A ferromagnetic component attracts the field lines of the surrounding magnetic fields. The strength of the induced magnetic fields depends on the permeability of the material, the geometry, the size and orientation of the component in the surrounding field. If, for example, a component is positioned in the direction of the field lines of the earth’s magnetic field, these are induced into the component, and the magnetization of the component can be increased several times over the surrounding field. This is because a component made of iron and steel conducts 700 to 5000 times better than air, and the magnetization of the component is increased accordingly (or reduced if the field direction is in the opposite direction).

If the same component is perpendicular to the field lines of the earth’s magnetic field, significantly lower field strengths are induced (see figure below).

Longitudinal flow: The field lines of the ambient field or the earth's magnetic field (1) are concentrated in the component and the measured residual magnetism is amplified several times over.
Transverse flux: If the same component is at right angles to the field lines of the earth's magnetic field, a significantly lower magnetic flux is induced.
Reason for non-reproducible measurement: The induced flux of the ambient field is added (3) or subtracted (2) from the residual magnetism on the component (1).

The ideal environment for measuring residual magnetism in assemblies

Idealerwith this method, the components are measured in an almost field-free environment.
This is especially true for assembled assemblies. The induced fields spread very differently in the component and thus prevent an exact measurement.
The initial permeability of a ferromagnetic material can be very high, so that halving the ambient field can already mean a reduction of 5 times the induced field. Accordingly, a shielding factor of 5 is already more than sufficient for a reproducible measurement.

Shielding can be achieved by means of a zero-gauss chamber – a passive shielding chamber with walls of highly permeable material. However, there is also the possibility of using an active Helmholtz chamber, the sides of which consist of coils which cause the earth’s magnetic field inside to displace homogeneously occurring magnetic fields by means of opposing fields generated by electrically energised coils. The Helmholtz chamber is particularly suitable for larger components.

The zero Gauss chamber reliably shields the ambient field and thus enables reproducible residual magnetism measurements.
Nearly field-free measuring location: The zero Gauss chamber reliably shields the ambient field (1) and thus enables reproducible residual magnetism measurements.

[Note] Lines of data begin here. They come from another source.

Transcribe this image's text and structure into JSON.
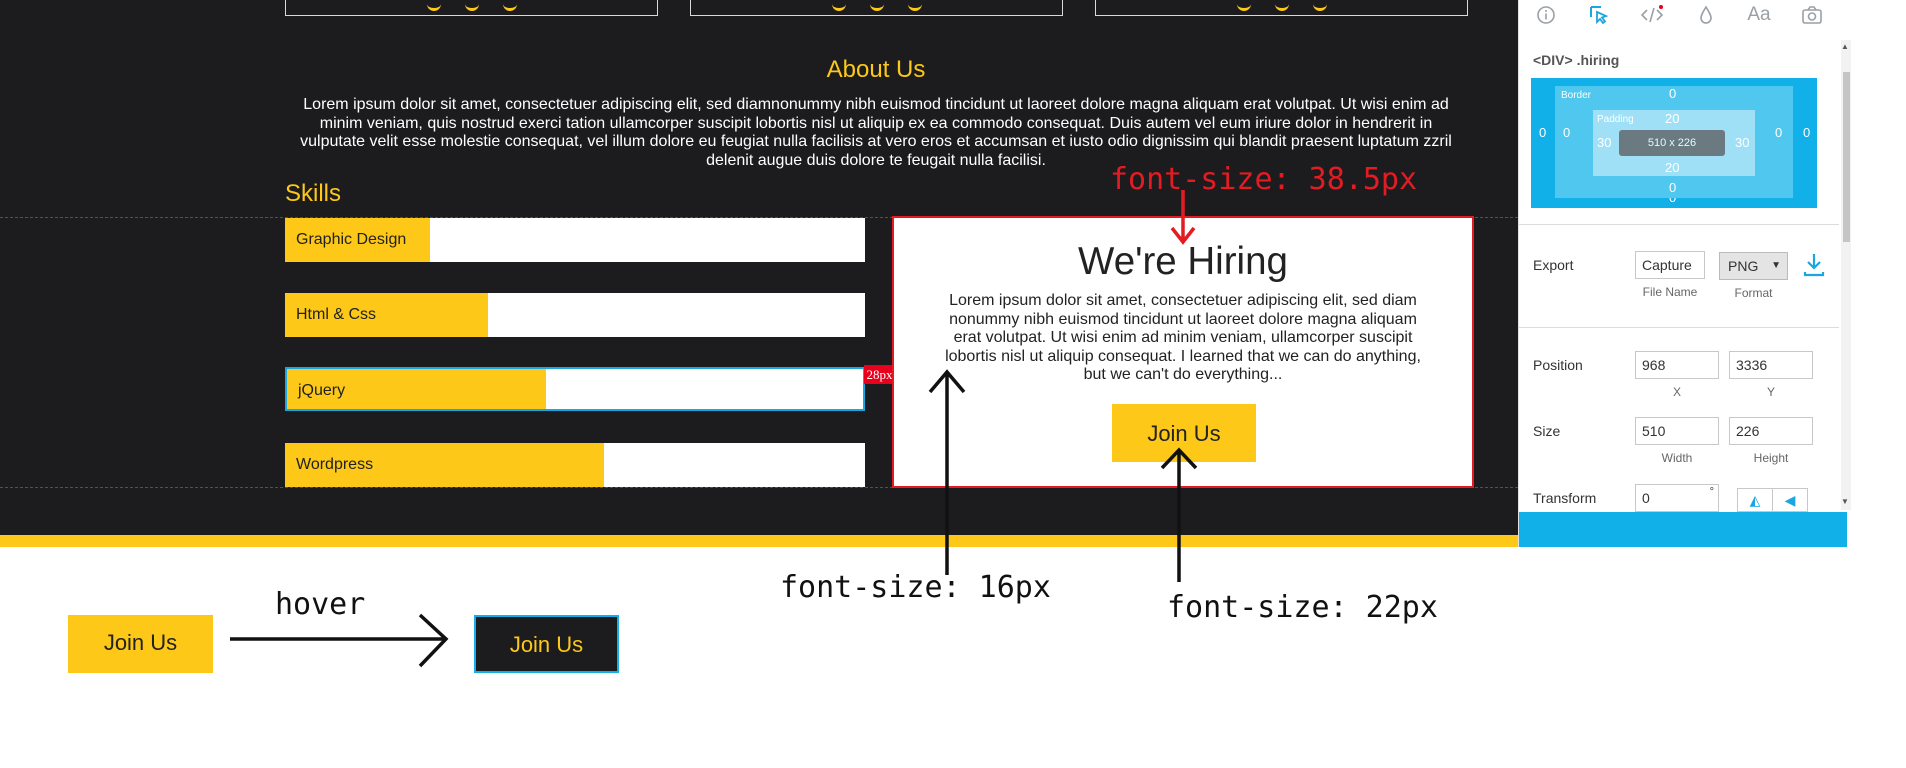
{
  "about": {
    "title": "About Us",
    "text": "Lorem ipsum dolor sit amet, consectetuer adipiscing elit, sed diamnonummy nibh euismod tincidunt ut laoreet dolore magna aliquam erat volutpat. Ut wisi enim ad minim veniam, quis nostrud exerci tation ullamcorper suscipit lobortis nisl ut aliquip ex ea commodo consequat. Duis autem vel eum iriure dolor in hendrerit in vulputate velit esse molestie consequat, vel illum dolore eu feugiat nulla facilisis at vero eros et accumsan et iusto odio dignissim qui blandit praesent luptatum zzril delenit augue duis dolore te feugait nulla facilisi."
  },
  "skills": {
    "title": "Skills",
    "items": [
      {
        "label": "Graphic Design",
        "level": 0.25
      },
      {
        "label": "Html & Css",
        "level": 0.35
      },
      {
        "label": "jQuery",
        "level": 0.45
      },
      {
        "label": "Wordpress",
        "level": 0.55
      }
    ]
  },
  "selection_badge": "28px",
  "hiring": {
    "title": "We're Hiring",
    "text": "Lorem ipsum dolor sit amet, consectetuer adipiscing elit, sed diam nonummy nibh euismod tincidunt ut laoreet dolore magna aliquam erat volutpat. Ut wisi enim ad minim veniam, ullamcorper suscipit lobortis nisl ut aliquip consequat. I learned that we can do anything, but we can't do everything...",
    "button": "Join Us"
  },
  "inspector": {
    "tabs": [
      "info-icon",
      "select-cursor-icon",
      "code-icon",
      "color-drop-icon",
      "typography-icon",
      "camera-icon"
    ],
    "typography_tab": "Aa",
    "selected": "<DIV> .hiring",
    "boxmodel": {
      "border_label": "Border",
      "padding_label": "Padding",
      "content_size": "510 x 226",
      "margin_left": "0",
      "margin_right": "0",
      "border_top": "0",
      "border_bottom": "0",
      "border_left": "0",
      "border_right": "0",
      "padding_top": "20",
      "padding_bottom": "20",
      "padding_left": "30",
      "padding_right": "30",
      "margin_bottom": "0"
    },
    "export": {
      "label": "Export",
      "file_name_value": "Capture",
      "file_name_caption": "File Name",
      "format_value": "PNG",
      "format_caption": "Format"
    },
    "position": {
      "label": "Position",
      "x": "968",
      "y": "3336",
      "x_caption": "X",
      "y_caption": "Y"
    },
    "size": {
      "label": "Size",
      "width": "510",
      "height": "226",
      "width_caption": "Width",
      "height_caption": "Height"
    },
    "transform": {
      "label": "Transform",
      "value": "0",
      "unit": "°"
    }
  },
  "annotations": {
    "title_font": "font-size: 38.5px",
    "body_font": "font-size: 16px",
    "button_font": "font-size: 22px",
    "hover": "hover"
  },
  "demo": {
    "before": "Join Us",
    "after": "Join Us"
  },
  "colors": {
    "accent": "#fdc818",
    "dark": "#1c1c1e",
    "highlight": "#e31b23",
    "inspector_blue": "#12b0e8"
  }
}
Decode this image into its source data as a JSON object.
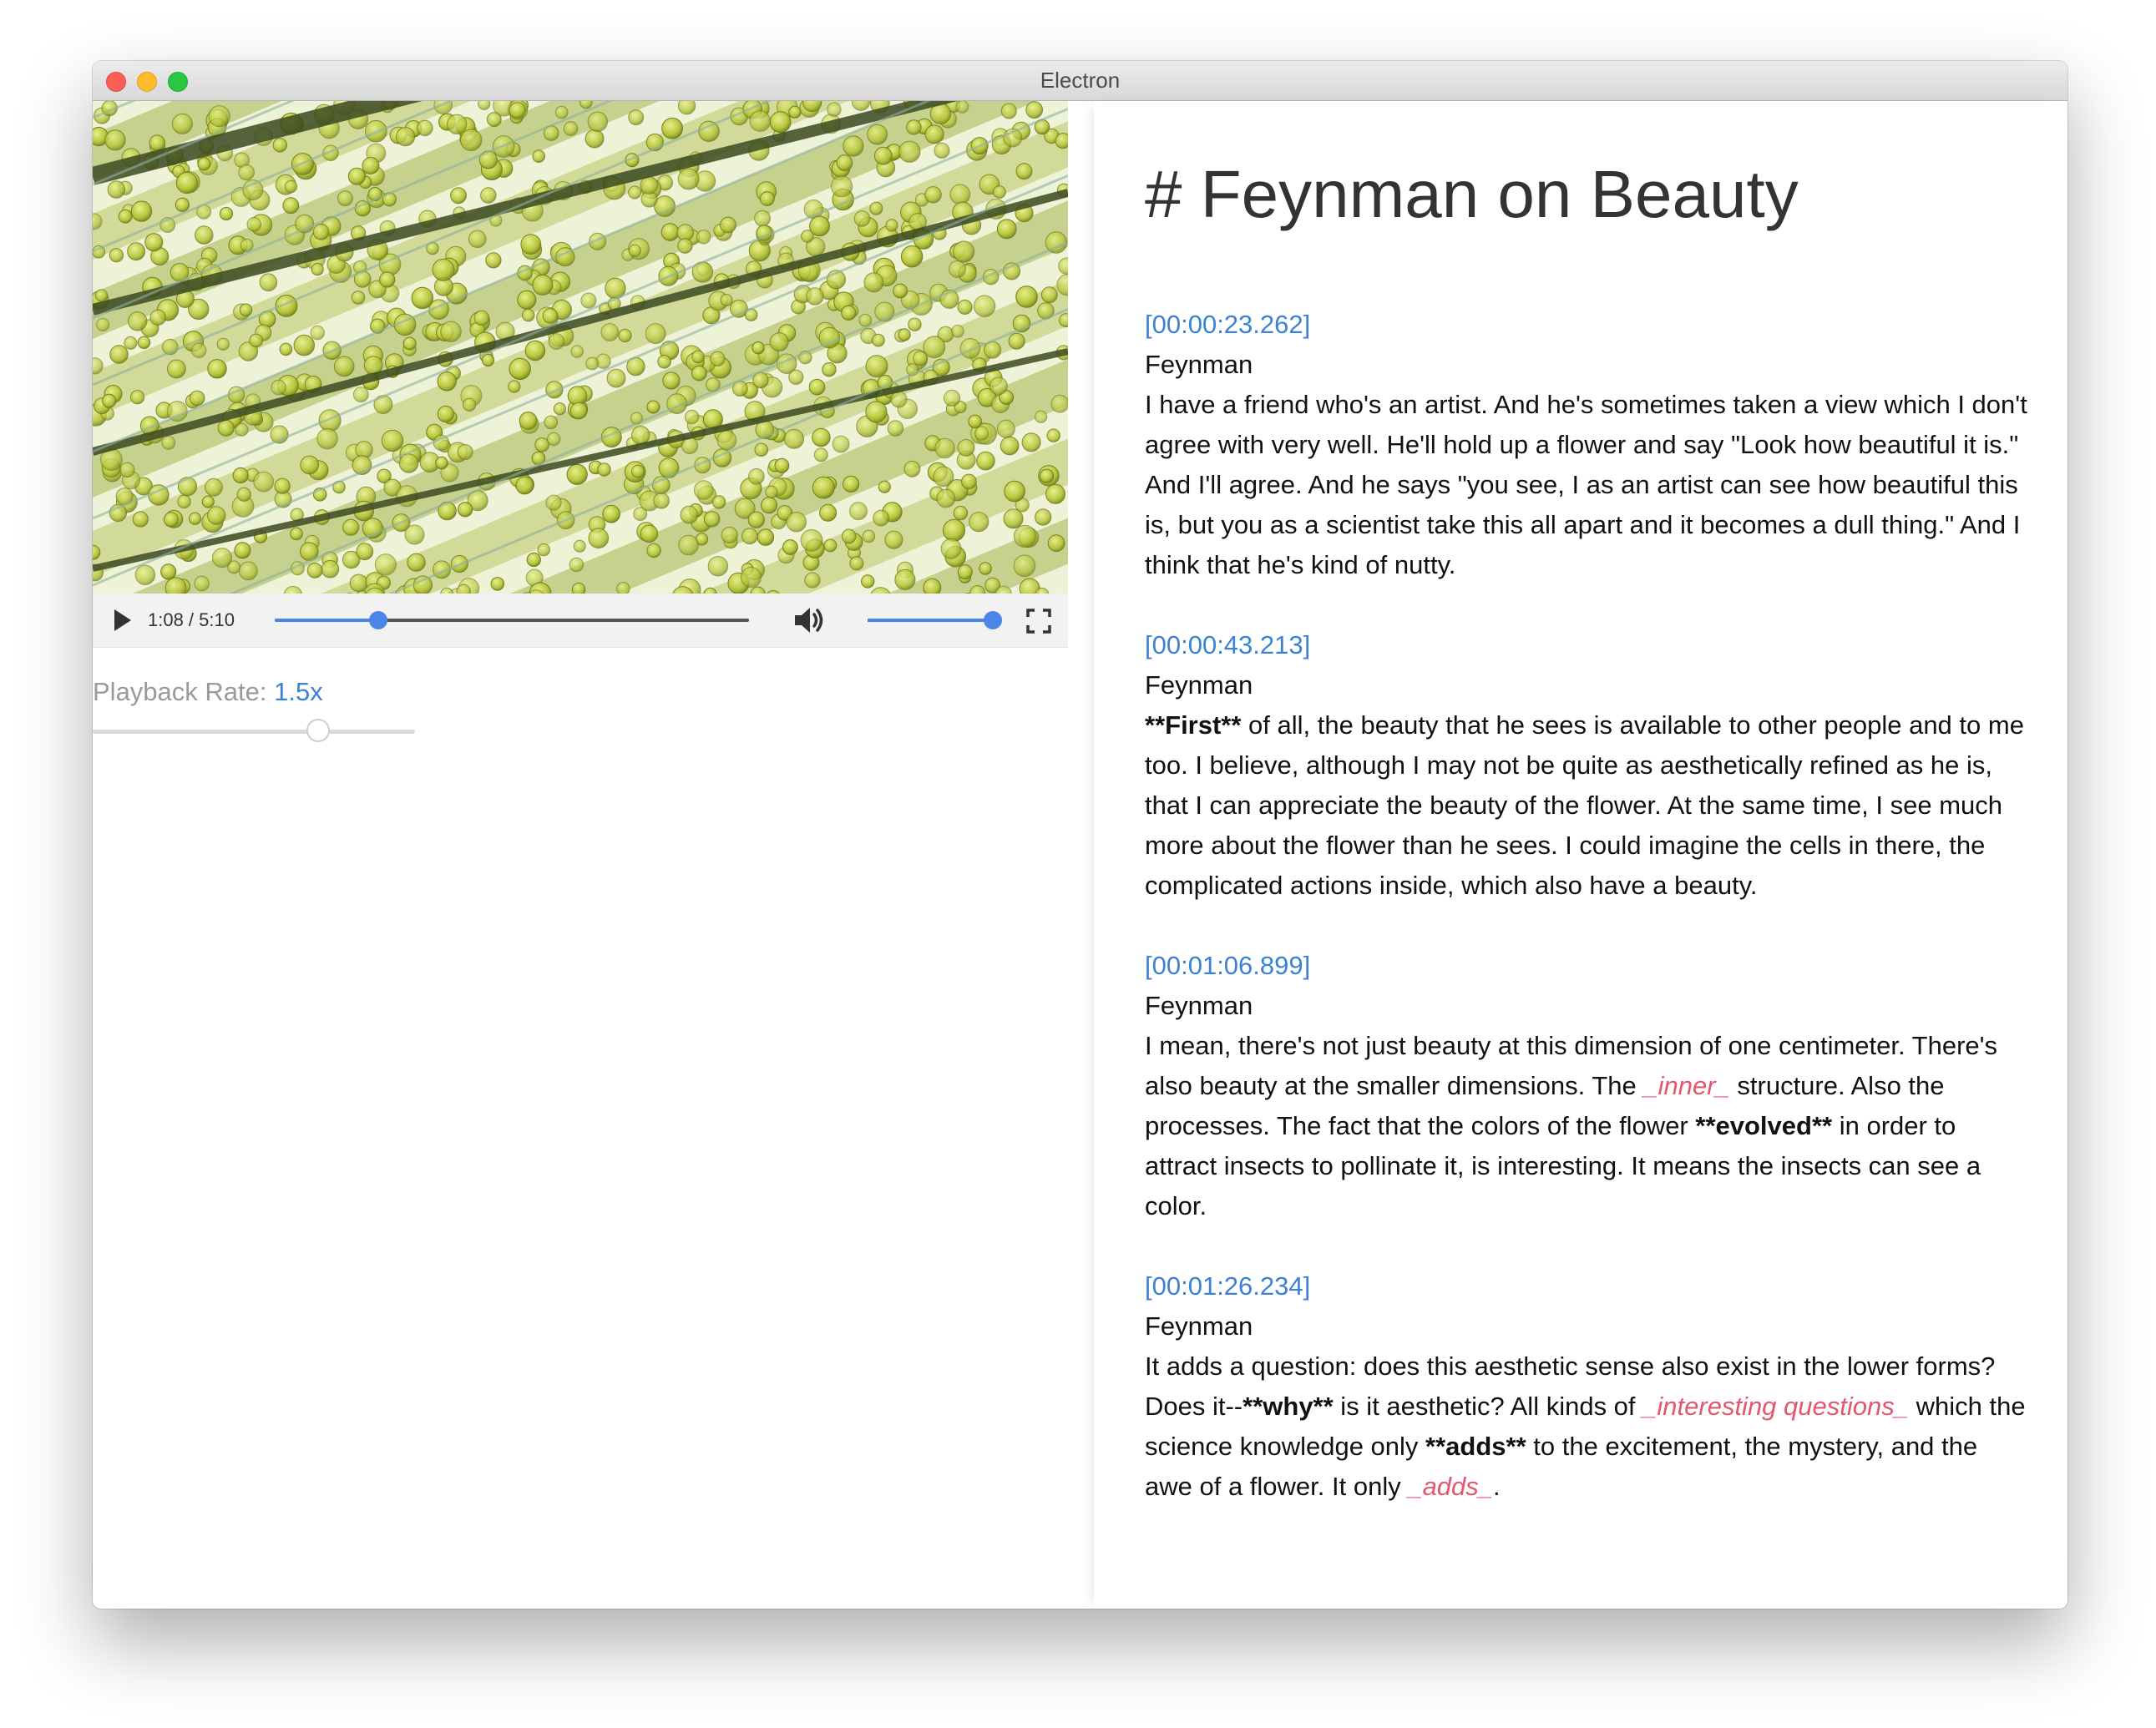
{
  "window": {
    "title": "Electron"
  },
  "video": {
    "current_time": "1:08",
    "duration": "5:10",
    "time_display": "1:08 / 5:10",
    "progress_fraction": 0.219,
    "volume_fraction": 1.0,
    "icons": {
      "play": "play-icon",
      "volume": "speaker-icon",
      "fullscreen": "fullscreen-icon"
    },
    "accent_color": "#4a86e8"
  },
  "playback": {
    "label": "Playback Rate:",
    "value": "1.5x",
    "slider_fraction": 0.7
  },
  "transcript": {
    "title": "# Feynman on Beauty",
    "timestamp_color": "#3b82d6",
    "emphasis_color": "#e2566e",
    "entries": [
      {
        "timestamp": "[00:00:23.262]",
        "speaker": "Feynman",
        "segments": [
          {
            "t": "I have a friend who's an artist. And he's sometimes taken a view which I don't agree with very well. He'll hold up a flower and say \"Look how beautiful it is.\" And I'll agree. And he says \"you see, I as an artist can see how beautiful this is, but you as a scientist take this all apart and it becomes a dull thing.\" And I think that he's kind of nutty."
          }
        ]
      },
      {
        "timestamp": "[00:00:43.213]",
        "speaker": "Feynman",
        "segments": [
          {
            "t": "**First**",
            "s": "bold"
          },
          {
            "t": " of all, the beauty that he sees is available to other people and to me too. I believe, although I may not be quite as aesthetically refined as he is, that I can appreciate the beauty of the flower. At the same time, I see much more about the flower than he sees. I could imagine the cells in there, the complicated actions inside, which also have a beauty."
          }
        ]
      },
      {
        "timestamp": "[00:01:06.899]",
        "speaker": "Feynman",
        "segments": [
          {
            "t": "I mean, there's not just beauty at this dimension of one centimeter. There's also beauty at the smaller dimensions. The "
          },
          {
            "t": "_inner_",
            "s": "em"
          },
          {
            "t": " structure. Also the processes. The fact that the colors of the flower "
          },
          {
            "t": "**evolved**",
            "s": "bold"
          },
          {
            "t": " in order to attract insects to pollinate it, is interesting. It means the insects can see a color."
          }
        ]
      },
      {
        "timestamp": "[00:01:26.234]",
        "speaker": "Feynman",
        "segments": [
          {
            "t": "It adds a question: does this aesthetic sense also exist in the lower forms? Does it--"
          },
          {
            "t": "**why**",
            "s": "bold"
          },
          {
            "t": " is it aesthetic? All kinds of "
          },
          {
            "t": "_interesting questions_",
            "s": "em"
          },
          {
            "t": " which the science knowledge only "
          },
          {
            "t": "**adds**",
            "s": "bold"
          },
          {
            "t": " to the excitement, the mystery, and the awe of a flower. It only "
          },
          {
            "t": "_adds_",
            "s": "em"
          },
          {
            "t": "."
          }
        ]
      }
    ]
  }
}
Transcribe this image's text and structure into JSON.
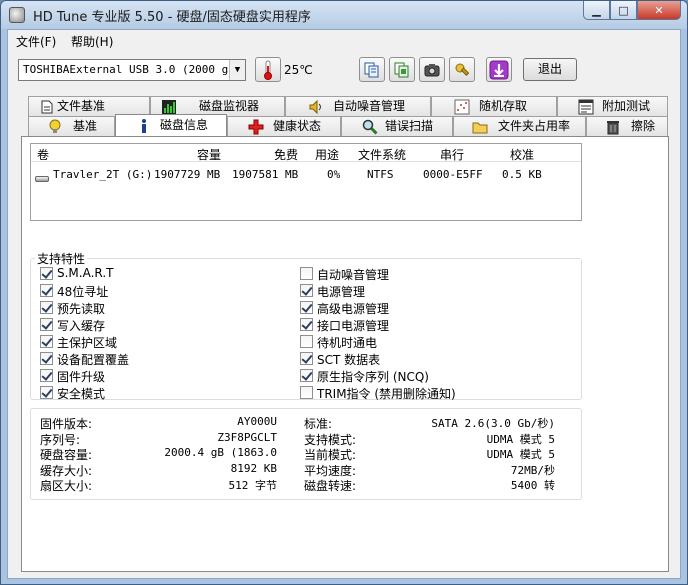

Other measuring methods – Measurement of the magnetic moment

Another way to determine the magnetization of a component is to measure the magnetic moment. Here, the magnetic moment is not measured directly, but the magnetic field exiting the component; this must be measured at a defined distance and in each axis. The magnetic moment can then be calculated using formulas.

Measurement of the magnetic moment: The magnetic flux B is measured at a defined distance from all directions and then the magnetic moment is calculated.

Especially applications in aerospace and research often use the magnetic moment to determine the magnetization. Components of satellites must be inspected in detail, because even the slightest residual magnetism can influence the measuring equipment on the satellite.

For a precise determination of the magnetic moment, the magnetic fields surrounding the component must be measured in the nT range. To avoid measurement errors, the surrounding field must be kept stable during the entire measurement. If the measurement is carried out in a building that is not specially shielded, a motor vehicle passing within 100 meters of the component can influence the measurement result to such an extent that the measurement result becomes unusable. Precise magnetic torque measurements are therefore often carried out in remote locations far away from the external influences of civilisation.